Now that short-term interest rates appear to be poised to move higher in carefully orchestrated increments, Cambridge Realty Capital Companies Chairman Jeffrey A. Davis has this advice for senior housing/healthcare borrowers: “Don’t fight the Fed.”
At the December meeting of the Fed’s Open Market Committee, members unanimously voted to advance the Fed Funds Rate .25 percent, with the promise that prudent advances in future months will attempt to slowly restore normalcy to the capital markets. The Fed Funds Rate is the target interest rate banks charge each other to borrow Fed funds overnight.
“Even though the long anticipated increase in the Fed Fund rate was modest, the Fed’s decision to make this move was huge,” Mr. Davis said.
Cambridge is one of the nation’s leading senior housing/healthcare lenders, with more than $4.5 billion in closed senior care mortgage loans. Mr. Davis says the Fed’s latest move means the central bankers, in an increasingly rare moment of unanimity, believe the economy has improved significantly, is ready to stand on its feet, and no longer needs monetary policy incentives to prosper and grow.
“Of course, quarterly messages from the Fed’s Open Market Committee can and do change. However, for now, the Fed appears to be satisfied that an important corner has been turned.” he said.
Armed with this information, Mr. Davis says senior housing/healthcare borrowers effectively have two options. They can either play it safe or take a more risky approach.
“One way to interpret the Fed’s message is that interest rates are indeed on an upward trajectory. No one knows where this momentum may or may not go, but the safe bet is to take risk out of the equation by turning variable rate loans into fixed rate mortgages and limiting borrowing as much as possible.
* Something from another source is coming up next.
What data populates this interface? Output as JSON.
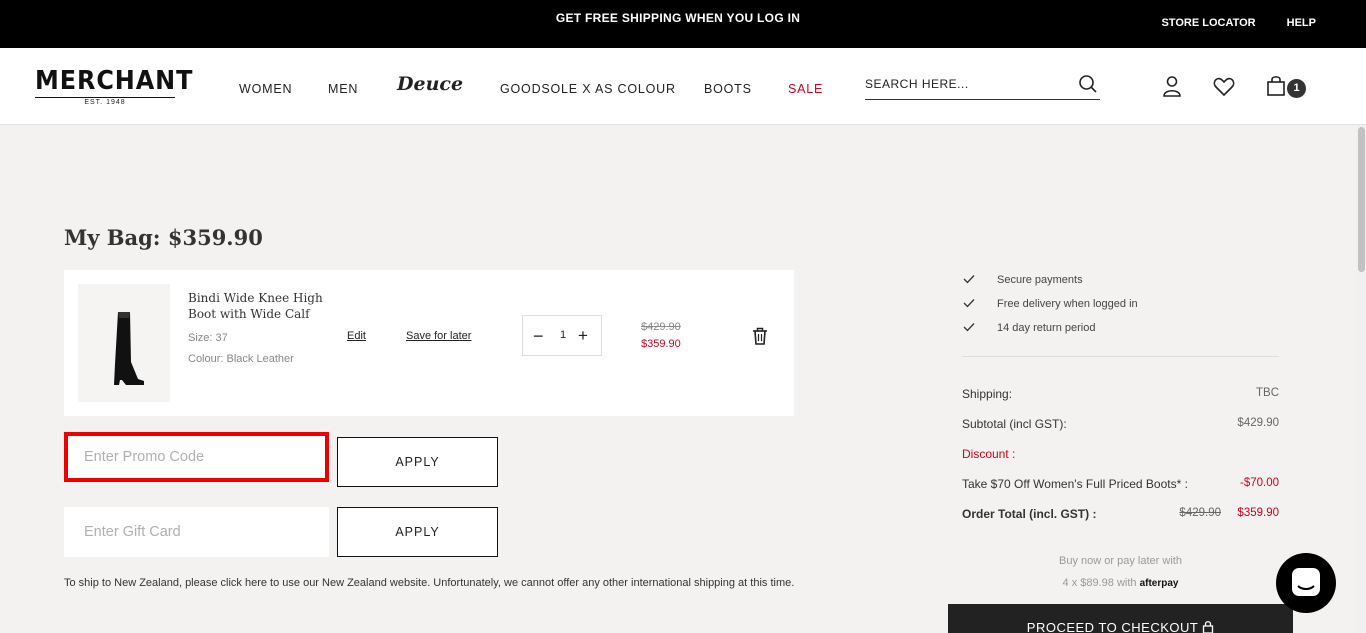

“The risky play has borrowers continuing to expand and acquire new properties in a climate that projects relatively low interest rates as the new normal,” he said.